Thinking about Chernobyl. . .
I wish I could write a more optimistic post, but I just finished watching this documentary on the Chernobyl nuclear disaster by director Thomas Johnson and distributed by Icarus Films. I find it strange that I could find so little information about the director (note the lack on IMDB) and no information about its funding, so I have no idea with what agenda this film was made. It does, however, paint a very grim picture of nuclear energy and the damage to (psychological and physical) health withholding information from politicians and from the general population can do.
How is Fukushima different from Chernobyl? The ways I can think of are that 1) according to reports, there was no explosion at the core of the plant in Fukushima (considering radiation levels, it is unlikely to have happened), and 2) there are many independent sources measuring radiation levels in various locations in Japan (although there are holes) and not a single military effort as seems to have been the case in Chernobyl. With so many sources, it would be impossible to cover up any major accidents.
However, like in Chernobyl there are many young men sacrificing their health to work at the Fukushima reactor. What’s more, a “culture of complicity” does exist in Japan between politics, bureaucracy, and industry as reported by the NYT.
Given, science with its hypotheses, theories, and postulations is also an imprecise evaluation of the world and some things cannot be answered. However, what will we learn about the situation in Fukushima in the years to come or maybe not at all, because the danger cannot be verified even by specialists?

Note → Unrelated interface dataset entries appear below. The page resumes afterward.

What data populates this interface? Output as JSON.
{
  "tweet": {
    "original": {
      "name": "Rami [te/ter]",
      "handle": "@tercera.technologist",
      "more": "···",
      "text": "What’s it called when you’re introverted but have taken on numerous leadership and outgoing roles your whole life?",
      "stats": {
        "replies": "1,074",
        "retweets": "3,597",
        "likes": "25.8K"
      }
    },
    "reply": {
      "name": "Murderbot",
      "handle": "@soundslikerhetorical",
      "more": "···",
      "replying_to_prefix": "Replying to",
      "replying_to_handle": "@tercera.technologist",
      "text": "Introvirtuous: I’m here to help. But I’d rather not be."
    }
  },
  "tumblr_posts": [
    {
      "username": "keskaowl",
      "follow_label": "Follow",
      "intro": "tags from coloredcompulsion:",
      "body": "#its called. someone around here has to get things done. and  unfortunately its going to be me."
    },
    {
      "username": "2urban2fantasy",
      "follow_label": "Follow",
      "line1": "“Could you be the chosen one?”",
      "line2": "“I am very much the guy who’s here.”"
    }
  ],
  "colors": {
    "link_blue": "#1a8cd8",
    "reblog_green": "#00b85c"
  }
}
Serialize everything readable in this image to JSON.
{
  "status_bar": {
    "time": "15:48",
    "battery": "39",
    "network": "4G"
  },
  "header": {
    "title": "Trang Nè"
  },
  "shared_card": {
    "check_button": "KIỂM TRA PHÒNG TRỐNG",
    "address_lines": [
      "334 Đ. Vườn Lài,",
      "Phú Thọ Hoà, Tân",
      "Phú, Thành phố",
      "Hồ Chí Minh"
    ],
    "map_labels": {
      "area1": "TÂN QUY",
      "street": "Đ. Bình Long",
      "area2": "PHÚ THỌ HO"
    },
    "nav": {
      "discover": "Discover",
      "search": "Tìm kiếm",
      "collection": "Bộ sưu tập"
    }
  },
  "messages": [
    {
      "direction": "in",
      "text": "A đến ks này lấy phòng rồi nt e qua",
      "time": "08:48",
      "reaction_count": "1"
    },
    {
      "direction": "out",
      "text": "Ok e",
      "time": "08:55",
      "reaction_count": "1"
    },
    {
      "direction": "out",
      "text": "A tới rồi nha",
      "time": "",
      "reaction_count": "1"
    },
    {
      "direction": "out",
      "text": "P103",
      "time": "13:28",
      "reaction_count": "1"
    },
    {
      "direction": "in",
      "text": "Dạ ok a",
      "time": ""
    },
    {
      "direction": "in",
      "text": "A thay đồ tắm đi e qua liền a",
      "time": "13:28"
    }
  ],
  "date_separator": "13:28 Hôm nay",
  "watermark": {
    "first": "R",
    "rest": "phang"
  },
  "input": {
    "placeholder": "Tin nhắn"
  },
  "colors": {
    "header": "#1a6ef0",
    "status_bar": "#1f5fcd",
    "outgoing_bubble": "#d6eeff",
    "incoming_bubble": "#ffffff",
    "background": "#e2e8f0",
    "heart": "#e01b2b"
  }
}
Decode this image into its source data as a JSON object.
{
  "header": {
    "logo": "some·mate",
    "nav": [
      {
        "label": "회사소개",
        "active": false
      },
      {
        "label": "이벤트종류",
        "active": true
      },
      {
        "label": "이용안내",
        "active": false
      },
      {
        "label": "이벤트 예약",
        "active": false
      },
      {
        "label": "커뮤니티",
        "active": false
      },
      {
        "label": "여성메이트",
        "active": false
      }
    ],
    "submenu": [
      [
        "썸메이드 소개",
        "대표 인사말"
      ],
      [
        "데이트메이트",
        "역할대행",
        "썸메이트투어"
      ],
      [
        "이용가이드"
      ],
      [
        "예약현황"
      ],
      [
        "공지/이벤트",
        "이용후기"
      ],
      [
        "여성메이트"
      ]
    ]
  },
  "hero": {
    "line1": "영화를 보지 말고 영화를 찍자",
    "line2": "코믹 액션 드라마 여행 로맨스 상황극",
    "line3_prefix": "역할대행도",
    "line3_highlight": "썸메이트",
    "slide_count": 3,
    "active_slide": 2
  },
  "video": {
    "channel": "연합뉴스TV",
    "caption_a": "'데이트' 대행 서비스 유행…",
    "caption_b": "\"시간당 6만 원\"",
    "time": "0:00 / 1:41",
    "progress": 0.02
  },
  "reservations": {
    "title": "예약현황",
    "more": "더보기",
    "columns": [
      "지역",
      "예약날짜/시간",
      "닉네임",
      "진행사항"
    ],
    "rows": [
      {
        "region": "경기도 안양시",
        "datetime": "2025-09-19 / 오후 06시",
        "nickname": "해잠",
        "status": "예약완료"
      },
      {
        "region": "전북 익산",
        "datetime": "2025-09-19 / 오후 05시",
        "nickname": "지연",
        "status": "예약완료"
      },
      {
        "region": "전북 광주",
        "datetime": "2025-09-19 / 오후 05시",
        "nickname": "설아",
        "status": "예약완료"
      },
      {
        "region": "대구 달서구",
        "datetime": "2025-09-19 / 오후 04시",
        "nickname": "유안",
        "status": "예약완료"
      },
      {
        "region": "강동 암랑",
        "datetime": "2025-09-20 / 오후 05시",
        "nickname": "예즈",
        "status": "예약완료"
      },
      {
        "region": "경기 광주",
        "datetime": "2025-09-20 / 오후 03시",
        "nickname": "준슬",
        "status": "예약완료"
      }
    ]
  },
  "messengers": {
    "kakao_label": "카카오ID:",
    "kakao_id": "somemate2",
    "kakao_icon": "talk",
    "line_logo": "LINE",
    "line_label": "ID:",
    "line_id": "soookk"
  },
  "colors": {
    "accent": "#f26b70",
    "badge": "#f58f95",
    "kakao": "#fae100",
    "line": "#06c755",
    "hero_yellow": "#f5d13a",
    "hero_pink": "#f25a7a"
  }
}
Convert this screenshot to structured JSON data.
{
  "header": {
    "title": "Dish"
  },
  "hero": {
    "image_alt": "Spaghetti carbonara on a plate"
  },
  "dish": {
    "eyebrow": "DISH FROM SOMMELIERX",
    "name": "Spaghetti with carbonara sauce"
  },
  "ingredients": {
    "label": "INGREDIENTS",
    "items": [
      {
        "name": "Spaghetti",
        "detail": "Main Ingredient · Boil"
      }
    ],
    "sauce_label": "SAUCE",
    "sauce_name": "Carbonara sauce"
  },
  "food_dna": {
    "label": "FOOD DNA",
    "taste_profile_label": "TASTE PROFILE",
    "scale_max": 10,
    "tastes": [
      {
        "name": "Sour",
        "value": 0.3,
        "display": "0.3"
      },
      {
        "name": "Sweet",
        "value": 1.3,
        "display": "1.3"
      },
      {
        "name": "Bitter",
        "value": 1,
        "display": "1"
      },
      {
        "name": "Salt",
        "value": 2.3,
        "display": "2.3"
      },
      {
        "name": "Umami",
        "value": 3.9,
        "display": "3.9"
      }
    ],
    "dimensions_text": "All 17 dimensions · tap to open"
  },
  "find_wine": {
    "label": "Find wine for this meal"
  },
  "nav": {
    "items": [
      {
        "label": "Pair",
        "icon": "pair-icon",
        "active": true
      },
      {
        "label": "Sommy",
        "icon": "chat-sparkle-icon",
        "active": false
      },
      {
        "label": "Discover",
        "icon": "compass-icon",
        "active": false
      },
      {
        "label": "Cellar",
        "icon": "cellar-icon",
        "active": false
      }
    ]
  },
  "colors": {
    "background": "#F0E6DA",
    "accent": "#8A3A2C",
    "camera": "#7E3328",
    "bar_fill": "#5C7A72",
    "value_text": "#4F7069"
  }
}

The film is 1 hour 33 minutes long, so watch it when you have the time (and the mental and emotional strength).